## Problem to solve
Drop the images. Copy every line below character for character.

=====

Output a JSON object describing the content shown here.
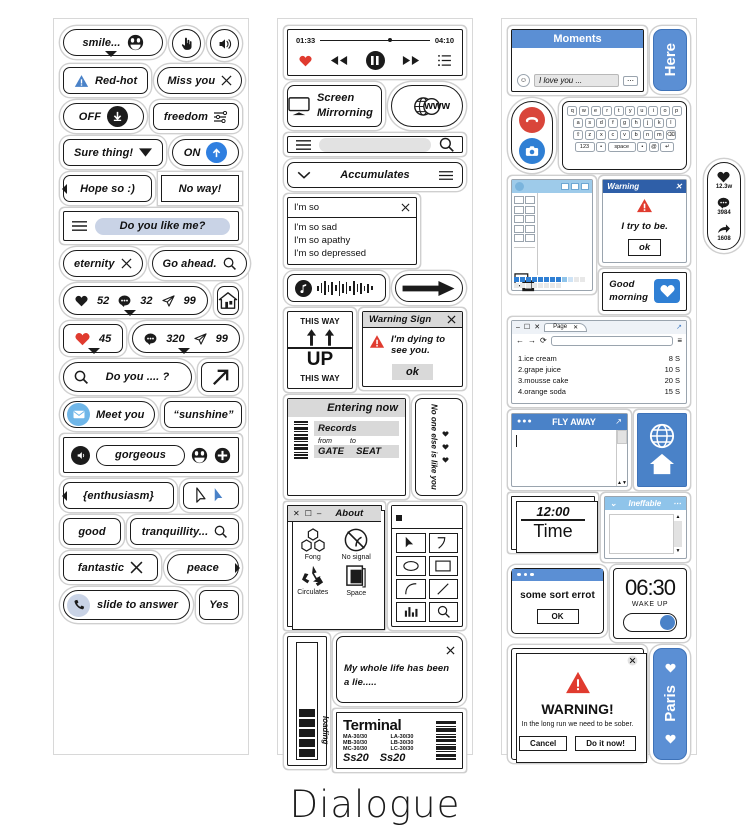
{
  "title": "Dialogue",
  "col1": {
    "smile": "smile...",
    "red_hot": "Red-hot",
    "miss_you": "Miss you",
    "off": "OFF",
    "freedom": "freedom",
    "sure_thing": "Sure thing!",
    "on": "ON",
    "hope_so": "Hope so :)",
    "no_way": "No way!",
    "do_you_like_me": "Do you like me?",
    "eternity": "eternity",
    "go_ahead": "Go ahead.",
    "stats1": {
      "likes": "52",
      "comments": "32",
      "shares": "99"
    },
    "stats2": {
      "likes": "45"
    },
    "stats3": {
      "comments": "320",
      "shares": "99"
    },
    "do_you": "Do you .... ?",
    "meet_you": "Meet you",
    "sunshine": "“sunshine”",
    "gorgeous": "gorgeous",
    "enthusiasm": "{enthusiasm}",
    "good": "good",
    "tranquillity": "tranquillity...",
    "fantastic": "fantastic",
    "peace": "peace",
    "slide_to_answer": "slide to answer",
    "yes": "Yes"
  },
  "col2": {
    "player": {
      "elapsed": "01:33",
      "total": "04:10"
    },
    "screen_mirroring": "Screen Mirrorning",
    "www": "www",
    "accumulates": "Accumulates",
    "social": {
      "likes": "12.3w",
      "comments": "3984",
      "shares": "1608"
    },
    "dropdown": {
      "value": "I'm so",
      "options": [
        "I'm so sad",
        "I'm so apathy",
        "I'm so depressed"
      ]
    },
    "this_way": {
      "top": "THIS WAY",
      "mid": "UP",
      "bottom": "THIS WAY"
    },
    "warning_sign": {
      "title": "Warning Sign",
      "body": "I'm dying to see you.",
      "ok": "ok"
    },
    "ticket": {
      "header": "Entering now",
      "records": "Records",
      "from": "from",
      "to": "to",
      "gate": "GATE",
      "seat": "SEAT"
    },
    "no_one": "No one else is like you",
    "about": {
      "title": "About",
      "items": [
        "Fong",
        "No signal",
        "Circulates",
        "Space"
      ]
    },
    "loading": "loading",
    "my_whole_life": "My whole life has been a lie.....",
    "terminal": {
      "title": "Terminal",
      "codes": [
        "MA-30/30",
        "LA-30/30",
        "MB-30/30",
        "LB-30/30",
        "MC-30/30",
        "LC-30/30"
      ],
      "ss_left": "Ss20",
      "ss_right": "Ss20"
    }
  },
  "col3": {
    "moments": {
      "title": "Moments",
      "input": "I love you ..."
    },
    "here": "Here",
    "keyboard": {
      "row1": [
        "q",
        "w",
        "e",
        "r",
        "t",
        "y",
        "u",
        "i",
        "o",
        "p"
      ],
      "row2": [
        "a",
        "s",
        "d",
        "f",
        "g",
        "h",
        "j",
        "k",
        "l"
      ],
      "row3": [
        "⇧",
        "z",
        "x",
        "c",
        "v",
        "b",
        "n",
        "m",
        "⌫"
      ],
      "row4": [
        "123",
        "•",
        "space",
        "•",
        "@",
        "↵"
      ]
    },
    "warning_small": {
      "title": "Warning",
      "body": "I try to be.",
      "ok": "ok"
    },
    "good_morning": "Good\nmorning",
    "browser": {
      "tab": "Page",
      "items": [
        {
          "name": "1.ice cream",
          "price": "8 S"
        },
        {
          "name": "2.grape juice",
          "price": "10 S"
        },
        {
          "name": "3.mousse cake",
          "price": "20 S"
        },
        {
          "name": "4.orange soda",
          "price": "15 S"
        }
      ]
    },
    "fly_away": "FLY AWAY",
    "clock": {
      "time": "12:00",
      "label": "Time"
    },
    "ineffable": "Ineffable",
    "error": {
      "body": "some sort errot",
      "ok": "OK"
    },
    "alarm": {
      "time": "06:30",
      "label": "WAKE UP"
    },
    "warning_big": {
      "title": "WARNING!",
      "body": "In the long run we need to be sober.",
      "cancel": "Cancel",
      "confirm": "Do it now!"
    },
    "paris": "Paris"
  },
  "colors": {
    "blue": "#5b8fd4",
    "deep_blue": "#2f5fa8",
    "red": "#e03b2f",
    "accent": "#2f7fe0"
  }
}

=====

## Your response
Output a JSON object describing the content shown here.
{
  "title": "Dialogue",
  "col1": {
    "smile": "smile...",
    "red_hot": "Red-hot",
    "miss_you": "Miss you",
    "off": "OFF",
    "freedom": "freedom",
    "sure_thing": "Sure thing!",
    "on": "ON",
    "hope_so": "Hope so :)",
    "no_way": "No way!",
    "do_you_like_me": "Do you like me?",
    "eternity": "eternity",
    "go_ahead": "Go ahead.",
    "stats1": {
      "likes": "52",
      "comments": "32",
      "shares": "99"
    },
    "stats2": {
      "likes": "45"
    },
    "stats3": {
      "comments": "320",
      "shares": "99"
    },
    "do_you": "Do you .... ?",
    "meet_you": "Meet you",
    "sunshine": "“sunshine”",
    "gorgeous": "gorgeous",
    "enthusiasm": "{enthusiasm}",
    "good": "good",
    "tranquillity": "tranquillity...",
    "fantastic": "fantastic",
    "peace": "peace",
    "slide_to_answer": "slide to answer",
    "yes": "Yes"
  },
  "col2": {
    "player": {
      "elapsed": "01:33",
      "total": "04:10"
    },
    "screen_mirroring": "Screen Mirrorning",
    "www": "www",
    "accumulates": "Accumulates",
    "social": {
      "likes": "12.3w",
      "comments": "3984",
      "shares": "1608"
    },
    "dropdown": {
      "value": "I'm so",
      "options": [
        "I'm so sad",
        "I'm so apathy",
        "I'm so depressed"
      ]
    },
    "this_way": {
      "top": "THIS WAY",
      "mid": "UP",
      "bottom": "THIS WAY"
    },
    "warning_sign": {
      "title": "Warning Sign",
      "body": "I'm dying to see you.",
      "ok": "ok"
    },
    "ticket": {
      "header": "Entering now",
      "records": "Records",
      "from": "from",
      "to": "to",
      "gate": "GATE",
      "seat": "SEAT"
    },
    "no_one": "No one else is like you",
    "about": {
      "title": "About",
      "items": [
        "Fong",
        "No signal",
        "Circulates",
        "Space"
      ]
    },
    "loading": "loading",
    "my_whole_life": "My whole life has been a lie.....",
    "terminal": {
      "title": "Terminal",
      "codes": [
        "MA-30/30",
        "LA-30/30",
        "MB-30/30",
        "LB-30/30",
        "MC-30/30",
        "LC-30/30"
      ],
      "ss_left": "Ss20",
      "ss_right": "Ss20"
    }
  },
  "col3": {
    "moments": {
      "title": "Moments",
      "input": "I love you ..."
    },
    "here": "Here",
    "keyboard": {
      "row1": [
        "q",
        "w",
        "e",
        "r",
        "t",
        "y",
        "u",
        "i",
        "o",
        "p"
      ],
      "row2": [
        "a",
        "s",
        "d",
        "f",
        "g",
        "h",
        "j",
        "k",
        "l"
      ],
      "row3": [
        "⇧",
        "z",
        "x",
        "c",
        "v",
        "b",
        "n",
        "m",
        "⌫"
      ],
      "row4": [
        "123",
        "•",
        "space",
        "•",
        "@",
        "↵"
      ]
    },
    "warning_small": {
      "title": "Warning",
      "body": "I try to be.",
      "ok": "ok"
    },
    "good_morning": "Good\nmorning",
    "browser": {
      "tab": "Page",
      "items": [
        {
          "name": "1.ice cream",
          "price": "8 S"
        },
        {
          "name": "2.grape juice",
          "price": "10 S"
        },
        {
          "name": "3.mousse cake",
          "price": "20 S"
        },
        {
          "name": "4.orange soda",
          "price": "15 S"
        }
      ]
    },
    "fly_away": "FLY AWAY",
    "clock": {
      "time": "12:00",
      "label": "Time"
    },
    "ineffable": "Ineffable",
    "error": {
      "body": "some sort errot",
      "ok": "OK"
    },
    "alarm": {
      "time": "06:30",
      "label": "WAKE UP"
    },
    "warning_big": {
      "title": "WARNING!",
      "body": "In the long run we need to be sober.",
      "cancel": "Cancel",
      "confirm": "Do it now!"
    },
    "paris": "Paris"
  },
  "colors": {
    "blue": "#5b8fd4",
    "deep_blue": "#2f5fa8",
    "red": "#e03b2f",
    "accent": "#2f7fe0"
  }
}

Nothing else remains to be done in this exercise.